Photo on 2014-11-28 at 2.17 PM #3Nick Hornby wrote a new book which is about as wonderful as wonderful gets. Even more wonderful is that a book reviewer friend of mine sent me his new book when I gushed about what a fan I was to her (some people are just so damn cool!) and so I have the latest one in my possession. Of course it is also currently on my nightstand. There is something about this man that inspires me entirely, and while reading this latest novel I couldn’t help but marvel at how there are some books that make you feel like you have no business writing (Irving, King, Atwood, Tartt) and then there are some that are bright, brilliant, and beyond reproach, and yet they somehow still make you feel sort of yes I can do this. Hornby makes me feel that way. Sarah Addison Allen does too. Ali Shaw. Mark Haddon. William Kowalski. Tony Parsons. My conclusion is of course this: I should read these guys this month. What better way to start the new year than surrounded by people who inspire you?

Hogwarts on my mind


So I saw this video about a month ago and it’s been bugging me ever since. Of course, after spending the whole of New Year’s Eve as well as New Year’s Day having a massive Harry Potter movie marathon with the husband and kids, it has been on my mind even more. Now, I adore Laci Green. Really I do. I find her refreshing and vibrant and intelligent. She is without a doubt someone to look up to.  This bugs me though! I can’t figure out why any of this matters! I don’t really think it’s fair to tell anyone “you should have done this or that differently” when it comes to their work. No. You should have done it exactly the way you did it because that’s the way you wanted to do it. I don’t think there is anything puritanical or conforming to societal taboos about leaving sex out of any narrative – especially this one! You know – if you go ahead and use your own imagination, there were probably a ton of teens having sex at Hogwarts…just like any other school But when you were at school, did you see your friends having sex? Of course not! And if you did, it was most likely by accident. Without meaning to sound like a prude, sex is a private subject. There is nothing wrong with exploring sexuality,or writing about it, but for heaven’s sake expecting it to be part of the storyline because it’s “more realistic” strikes me as a little silly.
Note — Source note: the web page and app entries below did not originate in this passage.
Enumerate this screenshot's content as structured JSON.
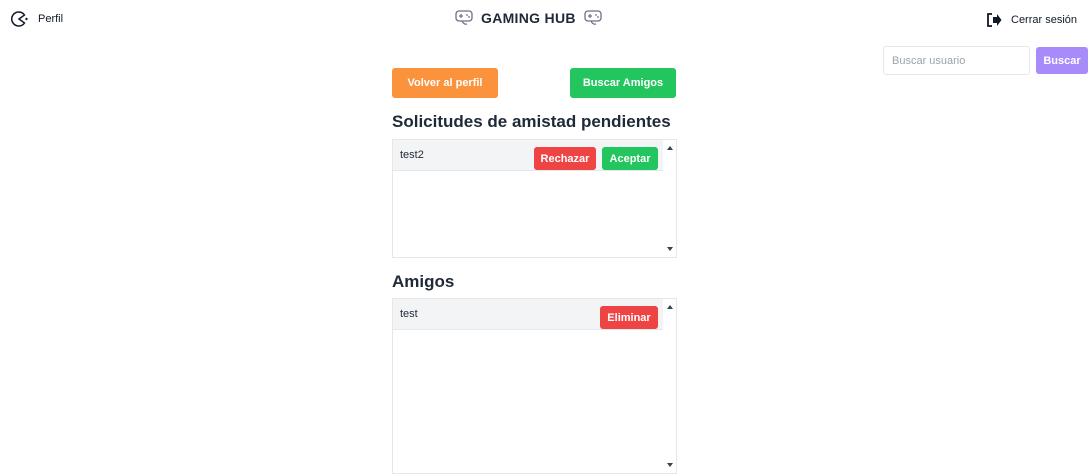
{
  "nav": {
    "profile_label": "Perfil",
    "profile_icon": "pacman-ghost-icon",
    "brand_title": "GAMING HUB",
    "brand_icon": "gamepad-icon",
    "logout_label": "Cerrar sesión",
    "logout_icon": "sign-out-icon"
  },
  "search": {
    "placeholder": "Buscar usuario",
    "value": "",
    "button_label": "Buscar"
  },
  "actions": {
    "back_label": "Volver al perfil",
    "find_friends_label": "Buscar Amigos"
  },
  "requests": {
    "heading": "Solicitudes de amistad pendientes",
    "items": [
      {
        "name": "test2",
        "reject_label": "Rechazar",
        "accept_label": "Aceptar"
      }
    ]
  },
  "friends": {
    "heading": "Amigos",
    "items": [
      {
        "name": "test",
        "delete_label": "Eliminar"
      }
    ]
  },
  "colors": {
    "orange": "#fb923c",
    "green": "#22c55e",
    "red": "#ef4444",
    "purple": "#a78bfa"
  }
}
It is not shameful to keep sex behind closed doors – that it where it belongs. And when it comes to stories, if all the sex being had at Hogwarts (gosh!) had anything to do with the narrative then it would have been included. As for Dumbledore being gay – it didn’t matter. So it wasn’t mentioned. Joe Rowling has every right to know things about her characters that she does not share in her books. And it is not her “job” to teach anyone about sexuality or sexual orientation. She has already taught so many children (and adults!) out there a thousand things about all sorts of important stuff like empathy and friendship and bravery and loyalty and love and compassion and and and…. To fault her for not also teaching everyone that “having sex is ok” is a little bit insulting. I just can’t get over how weird this observation is…. But then again, maybe I’m just a prude. I’m grateful that sex wasn’t part of my own personal high school experience because I wasn’t ready for it then. But that was MY choice. A choice that I made because it was my choice, and not because I was ever under the impression that it had to be a certain way. And come on: if it was ok for Joey and Pacey to be having sex, then really, the “sex is ok” message has been out there for a long time.  A lot of TV and novels are already preaching the “sex is ok narrative” – they have been for years. The taboos of sex are placed on us because of our own issues and because of the issues of our parents, ministers, friends, school teachers etc. We cannot turn around and start demanding that our artists fix what we ourselves have broken. Sex/sexuality is not an issue – that is what the more progressive of us would like to see in the people around us. JK never made it an issue. This video, however, kind of does make it an issue. Choosing to not have sex should be no more of an issue than choosing to have sex is. Turning around and berating someone for not sharing anything sexual is the exact same thing as berating them for being too sexy. At least, that’s the way I see it…